*** Opening of Material to process ***

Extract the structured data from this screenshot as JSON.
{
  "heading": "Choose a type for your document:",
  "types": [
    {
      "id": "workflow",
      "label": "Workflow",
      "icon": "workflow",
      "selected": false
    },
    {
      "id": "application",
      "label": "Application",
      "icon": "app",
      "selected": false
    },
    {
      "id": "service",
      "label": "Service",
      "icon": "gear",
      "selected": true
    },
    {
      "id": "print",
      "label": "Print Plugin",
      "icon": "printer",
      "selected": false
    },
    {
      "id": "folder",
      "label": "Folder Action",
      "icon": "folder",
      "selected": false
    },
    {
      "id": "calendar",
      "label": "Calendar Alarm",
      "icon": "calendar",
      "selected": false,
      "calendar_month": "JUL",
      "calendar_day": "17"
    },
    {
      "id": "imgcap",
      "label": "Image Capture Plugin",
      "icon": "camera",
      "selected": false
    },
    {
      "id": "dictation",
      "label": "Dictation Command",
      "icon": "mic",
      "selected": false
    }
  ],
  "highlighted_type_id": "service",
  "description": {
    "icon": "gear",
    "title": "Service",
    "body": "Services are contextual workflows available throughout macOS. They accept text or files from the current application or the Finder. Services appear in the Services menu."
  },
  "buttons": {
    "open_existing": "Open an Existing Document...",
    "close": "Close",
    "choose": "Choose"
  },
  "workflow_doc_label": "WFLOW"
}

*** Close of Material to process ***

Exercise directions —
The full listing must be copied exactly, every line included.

Finished task —
Extract the structured data from this screenshot as JSON.
{
  "heading": "Choose a type for your document:",
  "types": [
    {
      "id": "workflow",
      "label": "Workflow",
      "icon": "workflow",
      "selected": false
    },
    {
      "id": "application",
      "label": "Application",
      "icon": "app",
      "selected": false
    },
    {
      "id": "service",
      "label": "Service",
      "icon": "gear",
      "selected": true
    },
    {
      "id": "print",
      "label": "Print Plugin",
      "icon": "printer",
      "selected": false
    },
    {
      "id": "folder",
      "label": "Folder Action",
      "icon": "folder",
      "selected": false
    },
    {
      "id": "calendar",
      "label": "Calendar Alarm",
      "icon": "calendar",
      "selected": false,
      "calendar_month": "JUL",
      "calendar_day": "17"
    },
    {
      "id": "imgcap",
      "label": "Image Capture Plugin",
      "icon": "camera",
      "selected": false
    },
    {
      "id": "dictation",
      "label": "Dictation Command",
      "icon": "mic",
      "selected": false
    }
  ],
  "highlighted_type_id": "service",
  "description": {
    "icon": "gear",
    "title": "Service",
    "body": "Services are contextual workflows available throughout macOS. They accept text or files from the current application or the Finder. Services appear in the Services menu."
  },
  "buttons": {
    "open_existing": "Open an Existing Document...",
    "close": "Close",
    "choose": "Choose"
  },
  "workflow_doc_label": "WFLOW"
}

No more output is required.